(What needs to be done) Would you please set down, word for word, the lines from the one with "Read all visible content and emit it as JSON." through the final line of the data below, omitting any pictures?

(Data for analysis)
_ _ _ _
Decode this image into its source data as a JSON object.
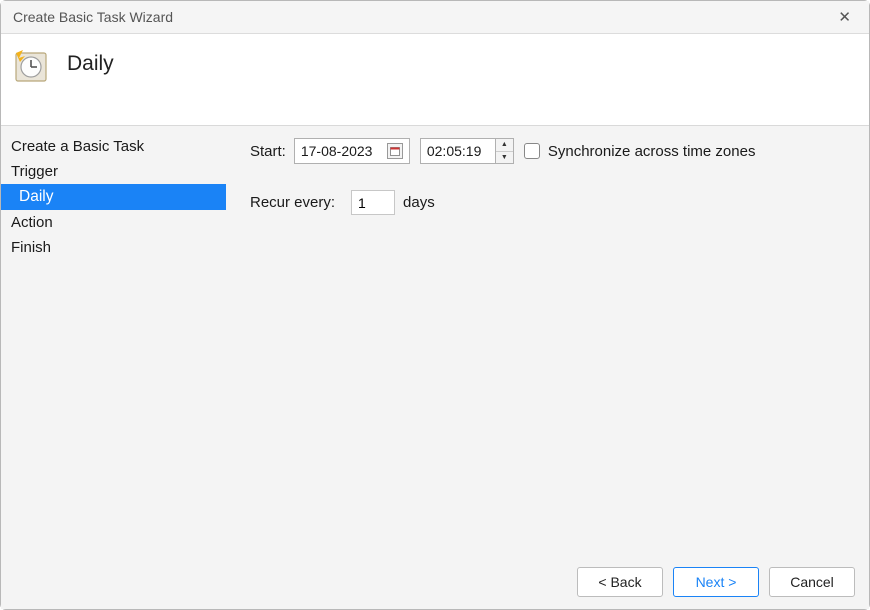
{
  "window": {
    "title": "Create Basic Task Wizard"
  },
  "header": {
    "title": "Daily"
  },
  "sidebar": {
    "items": [
      {
        "label": "Create a Basic Task",
        "selected": false,
        "indent": false
      },
      {
        "label": "Trigger",
        "selected": false,
        "indent": false
      },
      {
        "label": "Daily",
        "selected": true,
        "indent": true
      },
      {
        "label": "Action",
        "selected": false,
        "indent": false
      },
      {
        "label": "Finish",
        "selected": false,
        "indent": false
      }
    ]
  },
  "content": {
    "start_label": "Start:",
    "start_date": "17-08-2023",
    "start_time": "02:05:19",
    "sync_label": "Synchronize across time zones",
    "sync_checked": false,
    "recur_label": "Recur every:",
    "recur_value": "1",
    "recur_unit": "days"
  },
  "footer": {
    "back": "< Back",
    "next": "Next >",
    "cancel": "Cancel"
  }
}
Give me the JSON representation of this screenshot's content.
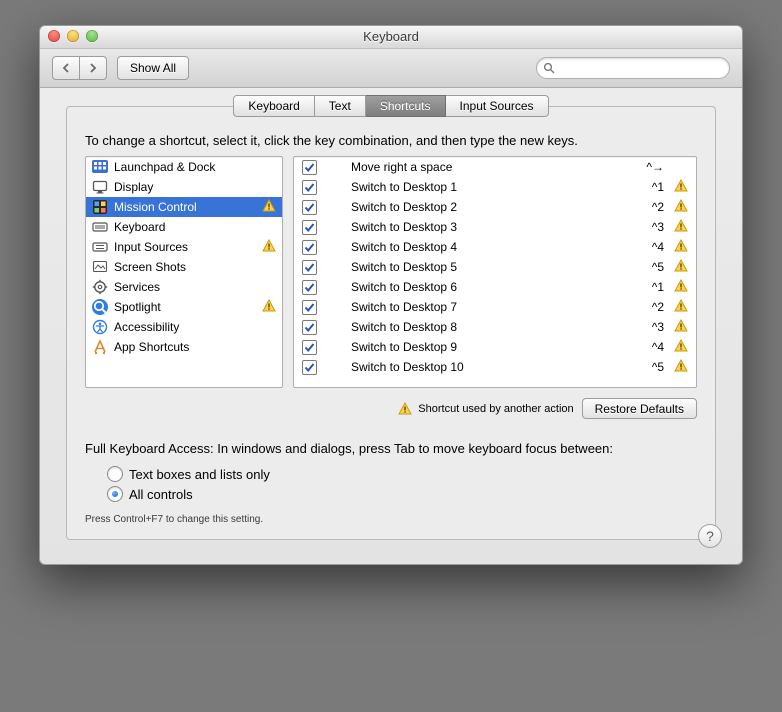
{
  "window": {
    "title": "Keyboard"
  },
  "toolbar": {
    "show_all": "Show All",
    "search_placeholder": ""
  },
  "tabs": [
    "Keyboard",
    "Text",
    "Shortcuts",
    "Input Sources"
  ],
  "active_tab": 2,
  "instruction": "To change a shortcut, select it, click the key combination, and then type the new keys.",
  "categories": [
    {
      "label": "Launchpad & Dock",
      "icon": "launchpad",
      "warn": false,
      "selected": false
    },
    {
      "label": "Display",
      "icon": "display",
      "warn": false,
      "selected": false
    },
    {
      "label": "Mission Control",
      "icon": "mission",
      "warn": true,
      "selected": true
    },
    {
      "label": "Keyboard",
      "icon": "keyboard",
      "warn": false,
      "selected": false
    },
    {
      "label": "Input Sources",
      "icon": "inputsrc",
      "warn": true,
      "selected": false
    },
    {
      "label": "Screen Shots",
      "icon": "screenshots",
      "warn": false,
      "selected": false
    },
    {
      "label": "Services",
      "icon": "services",
      "warn": false,
      "selected": false
    },
    {
      "label": "Spotlight",
      "icon": "spotlight",
      "warn": true,
      "selected": false
    },
    {
      "label": "Accessibility",
      "icon": "accessibility",
      "warn": false,
      "selected": false
    },
    {
      "label": "App Shortcuts",
      "icon": "appshortcuts",
      "warn": false,
      "selected": false
    }
  ],
  "shortcuts": [
    {
      "checked": true,
      "label": "Move right a space",
      "key": "^→",
      "warn": false
    },
    {
      "checked": true,
      "label": "Switch to Desktop 1",
      "key": "^1",
      "warn": true
    },
    {
      "checked": true,
      "label": "Switch to Desktop 2",
      "key": "^2",
      "warn": true
    },
    {
      "checked": true,
      "label": "Switch to Desktop 3",
      "key": "^3",
      "warn": true
    },
    {
      "checked": true,
      "label": "Switch to Desktop 4",
      "key": "^4",
      "warn": true
    },
    {
      "checked": true,
      "label": "Switch to Desktop 5",
      "key": "^5",
      "warn": true
    },
    {
      "checked": true,
      "label": "Switch to Desktop 6",
      "key": "^1",
      "warn": true
    },
    {
      "checked": true,
      "label": "Switch to Desktop 7",
      "key": "^2",
      "warn": true
    },
    {
      "checked": true,
      "label": "Switch to Desktop 8",
      "key": "^3",
      "warn": true
    },
    {
      "checked": true,
      "label": "Switch to Desktop 9",
      "key": "^4",
      "warn": true
    },
    {
      "checked": true,
      "label": "Switch to Desktop 10",
      "key": "^5",
      "warn": true
    }
  ],
  "conflict_note": "Shortcut used by another action",
  "restore_defaults": "Restore Defaults",
  "fka": {
    "heading": "Full Keyboard Access: In windows and dialogs, press Tab to move keyboard focus between:",
    "options": [
      "Text boxes and lists only",
      "All controls"
    ],
    "selected": 1,
    "hint": "Press Control+F7 to change this setting."
  }
}
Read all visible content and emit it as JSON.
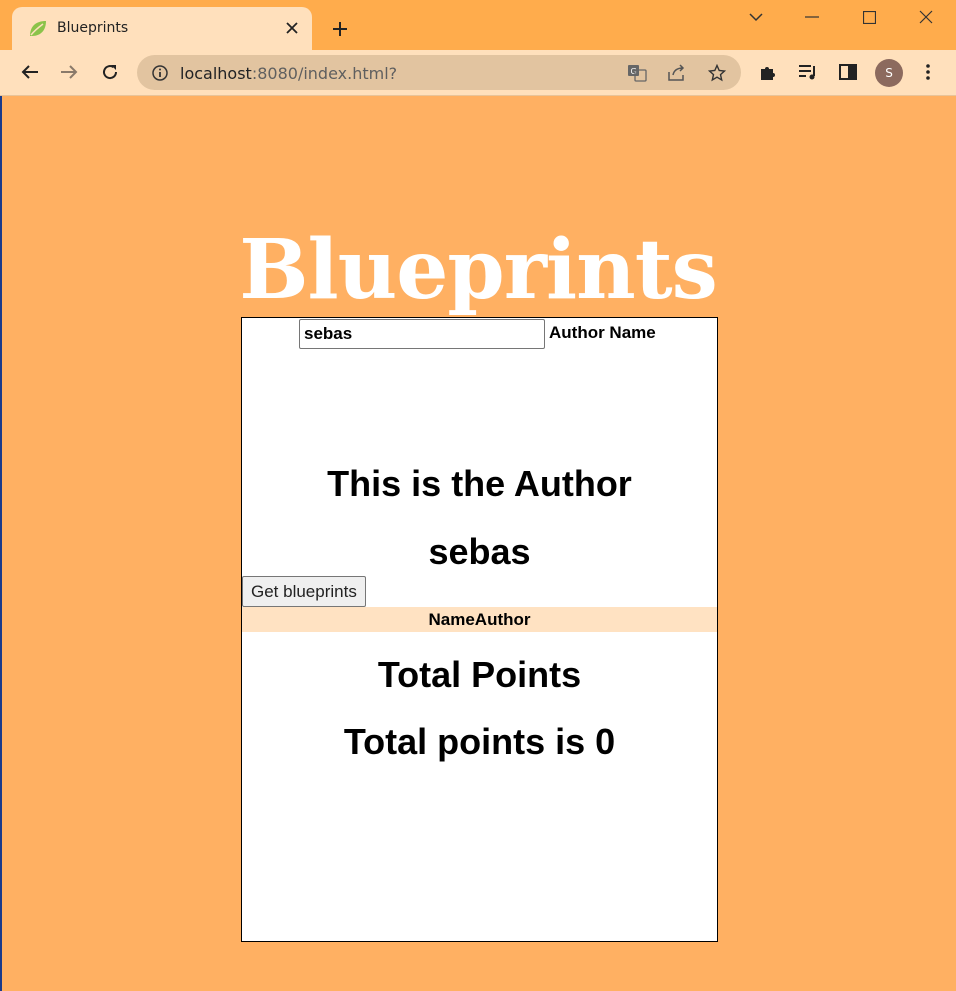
{
  "browser": {
    "tab_title": "Blueprints",
    "url_host": "localhost",
    "url_rest": ":8080/index.html?",
    "avatar_letter": "S",
    "colors": {
      "titlebar": "#ffac4c",
      "toolbar": "#ffe0bc",
      "omnibox": "#e2c4a0"
    }
  },
  "page": {
    "title": "Blueprints",
    "author_input": {
      "value": "sebas",
      "placeholder": ""
    },
    "author_label": "Author Name",
    "author_heading": "This is the Author",
    "author_name": "sebas",
    "get_button_label": "Get blueprints",
    "table_header": "NameAuthor",
    "total_heading": "Total Points",
    "total_value_text": "Total points is 0",
    "colors": {
      "background": "#ffb062",
      "table_header_bg": "#ffe2c2"
    }
  },
  "icons": {
    "favicon": "spring-leaf-icon",
    "tab_close": "close-icon",
    "new_tab": "plus-icon",
    "back": "back-arrow-icon",
    "forward": "forward-arrow-icon",
    "reload": "reload-icon",
    "site_info": "info-icon",
    "translate": "translate-icon",
    "share": "share-icon",
    "bookmark": "star-icon",
    "extensions": "puzzle-icon",
    "reading_list": "reading-list-icon",
    "side_panel": "side-panel-icon",
    "menu": "kebab-menu-icon"
  }
}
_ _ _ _
(Task answer)
Read all visible content and emit it as JSON.
{
  "browser": {
    "tab_title": "Blueprints",
    "url_host": "localhost",
    "url_rest": ":8080/index.html?",
    "avatar_letter": "S",
    "colors": {
      "titlebar": "#ffac4c",
      "toolbar": "#ffe0bc",
      "omnibox": "#e2c4a0"
    }
  },
  "page": {
    "title": "Blueprints",
    "author_input": {
      "value": "sebas",
      "placeholder": ""
    },
    "author_label": "Author Name",
    "author_heading": "This is the Author",
    "author_name": "sebas",
    "get_button_label": "Get blueprints",
    "table_header": "NameAuthor",
    "total_heading": "Total Points",
    "total_value_text": "Total points is 0",
    "colors": {
      "background": "#ffb062",
      "table_header_bg": "#ffe2c2"
    }
  },
  "icons": {
    "favicon": "spring-leaf-icon",
    "tab_close": "close-icon",
    "new_tab": "plus-icon",
    "back": "back-arrow-icon",
    "forward": "forward-arrow-icon",
    "reload": "reload-icon",
    "site_info": "info-icon",
    "translate": "translate-icon",
    "share": "share-icon",
    "bookmark": "star-icon",
    "extensions": "puzzle-icon",
    "reading_list": "reading-list-icon",
    "side_panel": "side-panel-icon",
    "menu": "kebab-menu-icon"
  }
}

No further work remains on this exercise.